The International Game

The collections highlight Britain’s role in the spread of golf overseas. The stories they tell go beyond the game itself and are closely tied to British history.

Golf was played informally throughout the British Empire in the 18th century by the military, civil servants and merchants.  Calcutta Golf Club, India, formed in 1829, and by the 1870s clubs could be found from Canada to Australia.

The first continental club was founded at Pau, France, in 1856, a popular resort for the 19th century European aristocracy.  By the 1890s golf was spreading throughout Europe.  In the USA, the earliest club was founded at Yonkers, New York, in 1888.  The United States Golf Association formed in 1894 and the following year the first US Amateur and Open Championships were played.  Golf had become a thriving international game.

In the late 19th century golf boom, many professionals left Britain for posts abroad.  Stories include that of James Herd, cousin of Open Champion Sandy Herd.  After apprenticing in the Auchterlonie workshop in St Andrews, in 1903 he moved to Tasmania and later New Zealand, working as a professional golf instructor.   At the same time, Major General Sir Reginald Wingate, Governor General of the Sudan, presented ornate medals to the Khartoum Golf Club, founded in 1904.

By 1914 around 16 counties were holding amateur championships for men, and 11 held championships for women.  Access to courses and equipment was nevertheless not available to everyone.  A collection of clubs used by caddies in South Africa during the 1920s and 1930s are made from parts of discarded clubs, scrap metal and wood, all cleverly adapted for playing golf.

(1) Khartoum Golf Club monthly medal (2,3,4) Clubs used by caddies in South Africa

Did you know?

When leading amateur Horace Hutchinson was asked for his view on the proposed Ladies Golf Union, he remarked: “[Ladies] …will never go through one championship with credit…constitutionally and physically women are unfitted for golf”. He was soon regretting his words.
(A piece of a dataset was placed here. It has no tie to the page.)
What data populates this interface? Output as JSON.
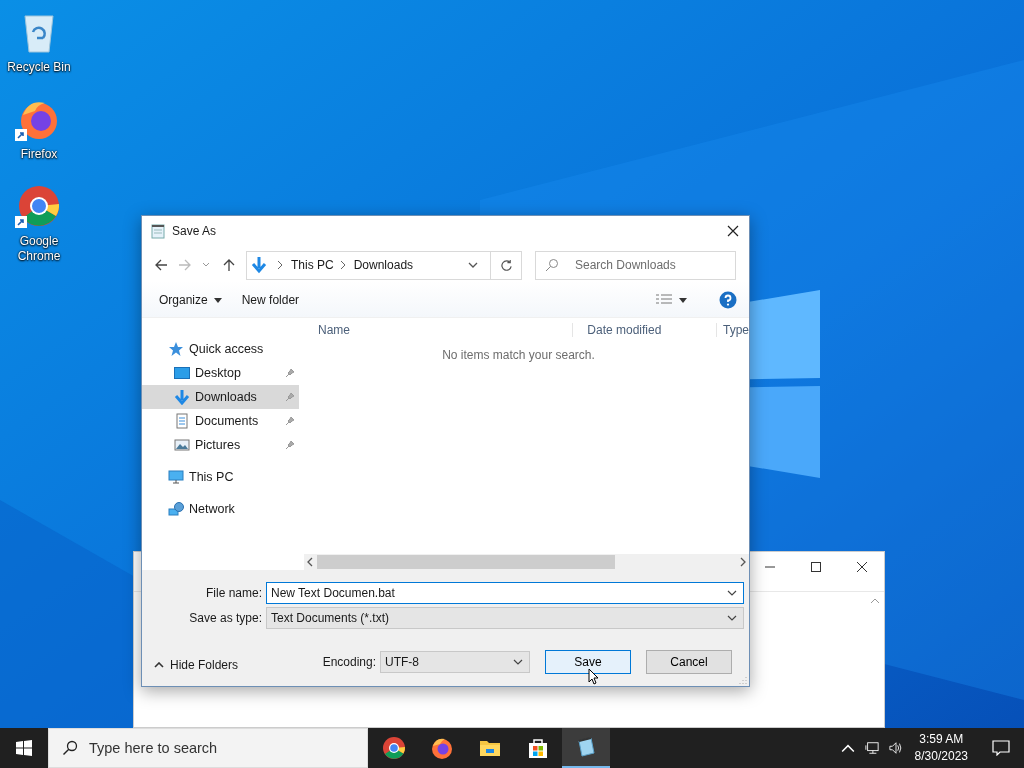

In 1891 there were 44 ladies clubs and by 1909 there were over 470.